The total entropy of the system is additive: ##S = S_1(E_1, V_1) + S_2(E_2, V_2)##

Take the differential of both sides of this equation and interpret.

Ok, so I could write (where $i, f$ stand for initial and final)

$$\Delta S = S_f - S_i \to dS_f - dS_i = dS_f - (\frac{dE_1}{T_1} + \frac{dE_2}{T_2}) > 0$$

but I'm still unsure how to express $dS_f$... I'm tempted to write $dS_f = \frac{dE_{\textrm{tot}}}{T_f} = 0$ but I don't think that's quite right...

dipole said:
Ok, so I could write (where $i, f$ stand for initial and final)

$$\Delta S = S_f - S_i \to dS_f - dS_i = dS_f - (\frac{dE_1}{T_1} + \frac{dE_2}{T_2}) > 0$$

I don't see how you got this.

Since ##S = S_1 + S_2##, the differential would be

##dS = d(S_1 + S_2) = dS_1 + dS_2##

Keeping in mind that ##S_1## is considered to be a function of ##E_1## and ##V_1##, how can you express ##dS_1## in terms ##dE_1## and ##dV_1##?

$dS_1 = \frac{1}{T_1}dE_1 + P_1dV_1$ by the first law, but $PdV = 0$ so $dS_i = dS_1^{(i)} + dS_2^{(i)} = \frac{1}{T_1}dE_1 + \frac{1}{T_2}dE_2$.

To relate this to the final energy of each piece of the system, I need to use the fact that change in entropy is positive... which is why I wrote down $dS_f$ above.

There is no "final" ##dS## or "initial" ##dS##. There is only a ##dS## that represents a small change in entropy of the system when the two subsystems exchange a little heat.

That is, due to the small heat exchange, the entropy of the system will change from some initial value ##S_i## to some final value ##S_f##. And the change in entropy of the system is ##dS = S_f - S_i##.

Likewise, for each subsystem, ##dS_1 = S_{1,f} - S_{1,i}## and ##dS_2 = S_{2,f} - S_{2,i}##.

So, anyway, you have ##dS = dS_1 + dS_2## and since the volumes are constant you know you can write this as

##dS = \frac{dE_1}{T_1} + \frac{dE_2}{T_2}##From energy conservation, how are ##dE_1## and ##dE_2## related? Use this relation to write ##dS## in terms of just ##dE_2##.

Last edited:
Ah thank you! I understand now, I think the problem was almost trivially simple which made me over-think it...

However, if I did actually want to calculate what $\Delta S$ was in terms of $E_1, E_2, T_1, T_2, T_f$ and $E_f$ I would then certainly need an equation of state, correct?

Yes, that's right.

## What is the concept of heat flow?

The concept of heat flow refers to the transfer of thermal energy from a hotter body to a colder body. Heat always flows from a higher temperature to a lower temperature until both bodies reach thermal equilibrium. This process occurs through conduction, convection, or radiation.

## How does heat flow from hot to cold bodies?

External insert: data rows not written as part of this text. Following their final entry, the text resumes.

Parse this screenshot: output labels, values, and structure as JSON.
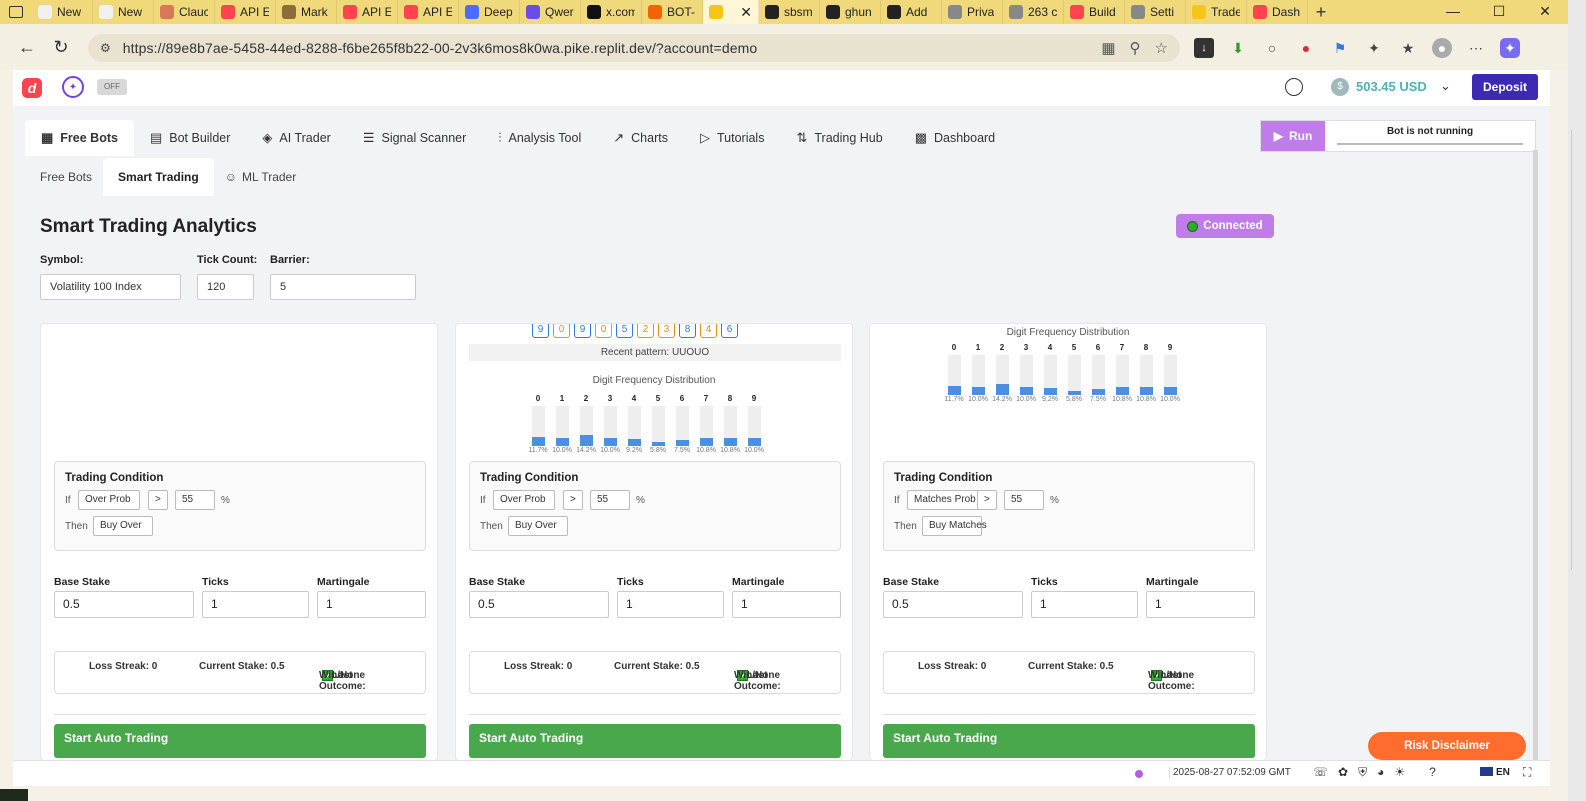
{
  "browser": {
    "tabs": [
      {
        "label": "New",
        "icon_color": "#f0f0f0"
      },
      {
        "label": "New",
        "icon_color": "#f0f0f0"
      },
      {
        "label": "Clauc",
        "icon_color": "#d97757"
      },
      {
        "label": "API E",
        "icon_color": "#ff444f"
      },
      {
        "label": "Mark",
        "icon_color": "#8a6d3b"
      },
      {
        "label": "API E",
        "icon_color": "#ff444f"
      },
      {
        "label": "API E",
        "icon_color": "#ff444f"
      },
      {
        "label": "Deep",
        "icon_color": "#4d6bfe"
      },
      {
        "label": "Qwer",
        "icon_color": "#6b4ce6"
      },
      {
        "label": "x.com",
        "icon_color": "#111111"
      },
      {
        "label": "BOT-",
        "icon_color": "#f26207"
      },
      {
        "label": "",
        "icon_color": "#f5c518"
      },
      {
        "label": "sbsm",
        "icon_color": "#222222"
      },
      {
        "label": "ghun",
        "icon_color": "#222222"
      },
      {
        "label": "Add",
        "icon_color": "#222222"
      },
      {
        "label": "Priva",
        "icon_color": "#888888"
      },
      {
        "label": "263 c",
        "icon_color": "#888888"
      },
      {
        "label": "Build",
        "icon_color": "#ff444f"
      },
      {
        "label": "Setti",
        "icon_color": "#888888"
      },
      {
        "label": "Trade",
        "icon_color": "#f5c518"
      },
      {
        "label": "Dash",
        "icon_color": "#ff444f"
      }
    ],
    "url": "https://89e8b7ae-5458-44ed-8288-f6be265f8b22-00-2v3k6mos8k0wa.pike.replit.dev/?account=demo"
  },
  "header": {
    "off_label": "OFF",
    "balance": "503.45 USD",
    "deposit_label": "Deposit"
  },
  "nav": {
    "tabs": [
      {
        "label": "Free Bots",
        "icon": "grid-icon"
      },
      {
        "label": "Bot Builder",
        "icon": "puzzle-icon"
      },
      {
        "label": "AI Trader",
        "icon": "layers-icon"
      },
      {
        "label": "Signal Scanner",
        "icon": "list-icon"
      },
      {
        "label": "Analysis Tool",
        "icon": "sliders-icon"
      },
      {
        "label": "Charts",
        "icon": "chart-icon"
      },
      {
        "label": "Tutorials",
        "icon": "play-icon"
      },
      {
        "label": "Trading Hub",
        "icon": "arrows-icon"
      },
      {
        "label": "Dashboard",
        "icon": "dashboard-icon"
      }
    ],
    "subtabs": [
      "Free Bots",
      "Smart Trading",
      "ML Trader"
    ]
  },
  "run_panel": {
    "run_label": "Run",
    "status": "Bot is not running"
  },
  "main": {
    "title": "Smart Trading Analytics",
    "connection": "Connected",
    "symbol_label": "Symbol:",
    "symbol_value": "Volatility 100 Index",
    "tick_count_label": "Tick Count:",
    "tick_count_value": "120",
    "barrier_label": "Barrier:",
    "barrier_value": "5"
  },
  "recent_digits": [
    {
      "d": "9",
      "c": "b"
    },
    {
      "d": "0",
      "c": "o"
    },
    {
      "d": "9",
      "c": "b"
    },
    {
      "d": "0",
      "c": "o"
    },
    {
      "d": "5",
      "c": "b"
    },
    {
      "d": "2",
      "c": "o"
    },
    {
      "d": "3",
      "c": "o"
    },
    {
      "d": "8",
      "c": "b"
    },
    {
      "d": "4",
      "c": "o"
    },
    {
      "d": "6",
      "c": "b"
    }
  ],
  "recent_pattern": "Recent pattern: UUOUO",
  "freq_title": "Digit Frequency Distribution",
  "freq": [
    {
      "digit": "0",
      "pct": "11.7%",
      "val": 11.7
    },
    {
      "digit": "1",
      "pct": "10.0%",
      "val": 10.0
    },
    {
      "digit": "2",
      "pct": "14.2%",
      "val": 14.2
    },
    {
      "digit": "3",
      "pct": "10.0%",
      "val": 10.0
    },
    {
      "digit": "4",
      "pct": "9.2%",
      "val": 9.2
    },
    {
      "digit": "5",
      "pct": "5.8%",
      "val": 5.8
    },
    {
      "digit": "6",
      "pct": "7.5%",
      "val": 7.5
    },
    {
      "digit": "7",
      "pct": "10.8%",
      "val": 10.8
    },
    {
      "digit": "8",
      "pct": "10.8%",
      "val": 10.8
    },
    {
      "digit": "9",
      "pct": "10.0%",
      "val": 10.0
    }
  ],
  "cards": [
    {
      "tc_title": "Trading Condition",
      "if_label": "If",
      "condition": "Over Prob",
      "op": ">",
      "threshold": "55",
      "pct": "%",
      "then_label": "Then",
      "action": "Buy Over",
      "base_label": "Base Stake",
      "base": "0.5",
      "ticks_label": "Ticks",
      "ticks": "1",
      "mart_label": "Martingale",
      "mart": "1",
      "loss": "Loss Streak: 0",
      "stake": "Current Stake: 0.5",
      "outcome": "Last Outcome:",
      "outcome2": "Win/None",
      "start": "Start Auto Trading"
    },
    {
      "tc_title": "Trading Condition",
      "if_label": "If",
      "condition": "Over Prob",
      "op": ">",
      "threshold": "55",
      "pct": "%",
      "then_label": "Then",
      "action": "Buy Over",
      "base_label": "Base Stake",
      "base": "0.5",
      "ticks_label": "Ticks",
      "ticks": "1",
      "mart_label": "Martingale",
      "mart": "1",
      "loss": "Loss Streak: 0",
      "stake": "Current Stake: 0.5",
      "outcome": "Last Outcome:",
      "outcome2": "Win/None",
      "start": "Start Auto Trading"
    },
    {
      "tc_title": "Trading Condition",
      "if_label": "If",
      "condition": "Matches Prob",
      "op": ">",
      "threshold": "55",
      "pct": "%",
      "then_label": "Then",
      "action": "Buy Matches",
      "base_label": "Base Stake",
      "base": "0.5",
      "ticks_label": "Ticks",
      "ticks": "1",
      "mart_label": "Martingale",
      "mart": "1",
      "loss": "Loss Streak: 0",
      "stake": "Current Stake: 0.5",
      "outcome": "Last Outcome:",
      "outcome2": "Win/None",
      "start": "Start Auto Trading"
    }
  ],
  "footer": {
    "time": "2025-08-27 07:52:09 GMT",
    "lang": "EN",
    "risk": "Risk Disclaimer"
  }
}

Heat flows from hot to cold bodies due to the second law of thermodynamics, which states that heat will always flow spontaneously from a higher temperature to a lower temperature. This is because heat is a form of energy that naturally seeks equilibrium, and a colder body has less energy than a hotter body.

## What factors affect the rate of heat flow?

The rate of heat flow is affected by several factors, including the temperature difference between the two bodies, the thermal conductivity of the materials involved, and the distance between the two bodies. The type of medium through which heat is transferred (solid, liquid, or gas) also plays a role in determining the rate of heat flow.

## Can heat flow from a colder body to a hotter body?

No, heat cannot flow from a colder body to a hotter body without the input of external energy. This would violate the second law of thermodynamics, which states that heat always flows spontaneously from a hotter body to a colder body.

## Why is understanding heat flow important?

Understanding heat flow is crucial for many scientific and technological applications, including designing efficient heating and cooling systems, predicting weather patterns, and developing sustainable energy sources. It also helps us understand the behavior of different materials and their response to changes in temperature.